- _WHAT IS NEEDED_: Work through the data and report how many lines include the string "Videos", giving the number alone.

Component data from apps and pages
* * * *

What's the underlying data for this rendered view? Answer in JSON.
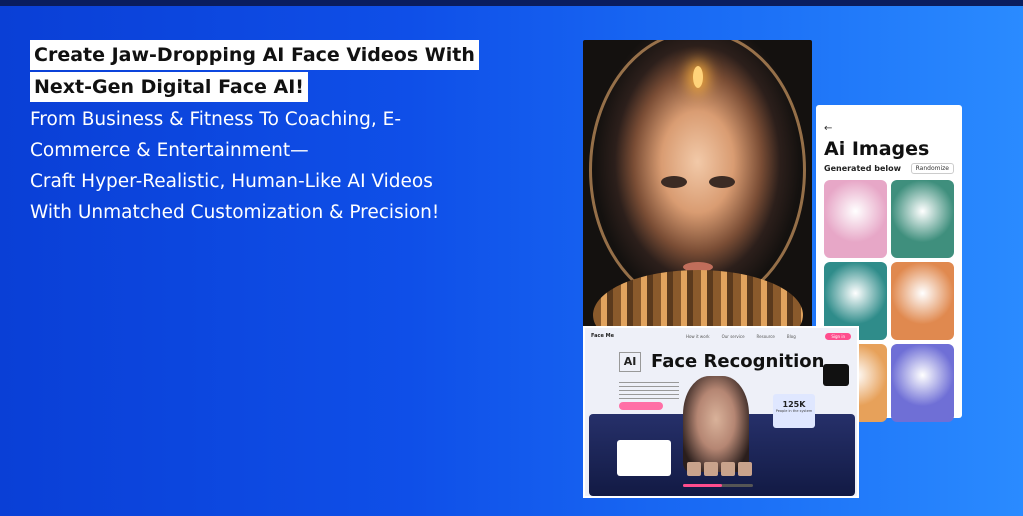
{
  "headline": {
    "line1": "Create Jaw-Dropping AI Face Videos With",
    "line2": "Next-Gen Digital Face AI!"
  },
  "body_lines": [
    "From Business & Fitness To Coaching, E-",
    "Commerce & Entertainment—",
    "Craft Hyper-Realistic, Human-Like AI Videos",
    "With Unmatched Customization & Precision!"
  ],
  "phone": {
    "back_label": "←",
    "title": "Ai Images",
    "subtitle": "Generated below",
    "randomize_label": "Randomize",
    "tiles": [
      {
        "icon": "pink-hair-girl",
        "color": "#e7a7c7"
      },
      {
        "icon": "owl",
        "color": "#3f8f7d"
      },
      {
        "icon": "teal-clouds-figure",
        "color": "#2f8c8a"
      },
      {
        "icon": "orange-hair-boy",
        "color": "#e0894f"
      },
      {
        "icon": "warm-portrait",
        "color": "#e7a15a"
      },
      {
        "icon": "blue-hair-child",
        "color": "#6f6fd6"
      }
    ]
  },
  "ui_mock": {
    "logo": "Face Me",
    "nav_items": [
      "How it work",
      "Our service",
      "Resource",
      "Blog"
    ],
    "cta_label": "Sign in",
    "ai_box": "AI",
    "title": "Face Recognition",
    "stat_number": "125K",
    "stat_label": "People in the system",
    "progress": 0.55
  },
  "colors": {
    "bg_start": "#0a3fd6",
    "bg_end": "#2a8bff",
    "accent_pink": "#ff4d8d"
  }
}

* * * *

- _REPLY TO THE TASK_: 2